Make a Fedora feature for F13
As a suggestion, consider making a feature page for 'Fedora-tour', and do it soonest to get on the Fedora 13 schedule. Details on how to make a feature page are at Features.
Reasons for doing this soonest:
- The Features page is commonly the central node for collaborating with other Fedora Project members, such as Marketing and the Docs Project.
- Being a formal feature for a specific release helps draw attention to the feature, which means additional testing, help, users, and so forth.
- The feature process is tracked by project manager within the Fedora release schedule. Having this attention and additional rigorous practice helps the feature be ready by a release.
A formal feature is not required for this idea to work. For example, you could skip the feature tracking and just write the application, package it up, then work on convincing the first-boot maintainer to offer 'Fedora-tour', get it linked from the default desktop, etc. Being a feature may make all of that easier, it gets more attention from other sub-projects, and increases the chance that 'Fedora-tour' is discussed in Fedora marketing/press release materials.
--Quaid 10:47, 26 November 2009 (UTC)
Thanks for chiming in, Karsten. I worried the F13 feature process would be pushing the schedule for this too quickly, but in retrospect this is exactly right - aim high, be as transparent and collaborative as possible, and see how much faster that can help you run. +1 to going on the Features page. Mel Chua 18:53, 26 November 2009 (UTC)
Make it easy for Fedora Marketing and Docs and others to contribute updated content
Even though you may not want the content to change very much between releases, it is likely that a small portion will change. If you want the help of, for example, the Fedora Docs and Marketing teams, you want to consider how to make it easy for them to edit and even update the content for the application.
For example, a specifically structured set of wiki pages could be created. When the pages were finished being edited by other Fedora sub-projects, they would be exported to XML or XHTML for pulling in to the application. (Probably best to handle translation files, PO/POT, from within the 'Fedora-tour' application build environment.)
Another idea is to use the CMS platform that Docs/Marketing is preparing to use, with an export to XML or XHTML.
--Quaid 10:47, 26 November 2009 (UTC)
IMO, for this to be maintainable with any degree of sanity, this requirement is a must; the lowest barrier you can create to editing the content source, the more likely you'll get help with it. (And the more likely various spins/translations/etc are to deploy customized versions of this app, which sounded like something you wanted last night.)
Think about what teams you'd like to edit/maintain the content (Docs and Marketing sound about right to me, perhaps Ambassadors and Spin maintainers as well?) and what tools they already use, and how edited content from those tools can be pulled into whatever final format you decide on (Karsten's "export to XML/XHTML" suggestion rephrased in a slightly more generalized manner). Right now it seems to me that the wiki is the place all these groups share, with zikula as another potential option once that launches (the CMS that Karsten mentioned above).
Eventually you'll want to get into a rhythm where you ask for content (or content edits) around the same time each release; to see how other projects do their timing on this, check out the F12 Marketing schedule and note how close to the various release days each milestone falls (alpha, beta, GA day).
You'll likely want a schedule like the one page release notes or the fedora tour page (which ended up being the same as one page release notes) for the first release or two you do this, but eventually you might want the schedule to be more like the one for in-depth feature profiles.
Mel Chua 19:03, 26 November 2009 (UTC)
PyQt4 won't look out of place under GNOME at all, see QGtkStyle!
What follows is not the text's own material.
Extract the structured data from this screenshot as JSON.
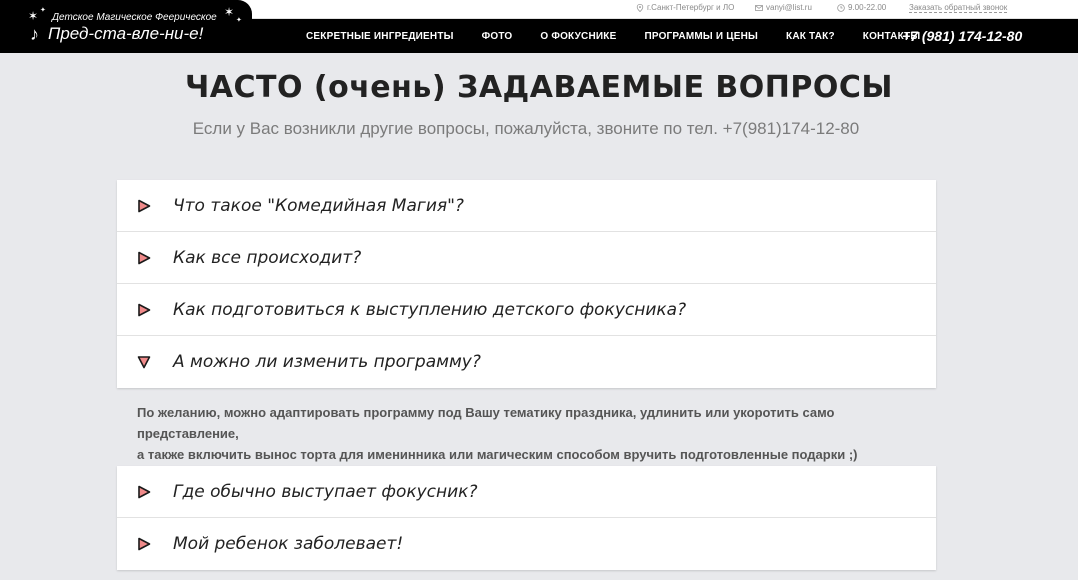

I'd be more worried about space issues. The GNOME spin  currently doesn't ship Qt at all, so they also don't include liveusb-creator because it uses PyQt4. We ship it on the KDE spin.
I think what would really be nice is to have 2 versions of "Welcome to Fedora", one using PyGTK and showing the GNOME spin, to ship on the GNOME spin, and one using PyQt4, and even PyKDE4 for better integration, showcasing the KDE spin features, to ship on the KDE spin. The spins are very different at the level shown by such an introduction, so the introductions need to be different for them to make sense.
- I still refuse to call it the "Desktop spin" as it's not the only desktop spin we ship!
--Kkofler 00:24, 27 November 2009 (UTC)
If there is only resources to do one version, I strongly suggest PyQt as it gives the broadest reach, fitting in in Gnome/XFCE as cleanly as in KDE
--User:Pembo13:Arthur Pemberton 13:34. 28 November 2009 (UTC)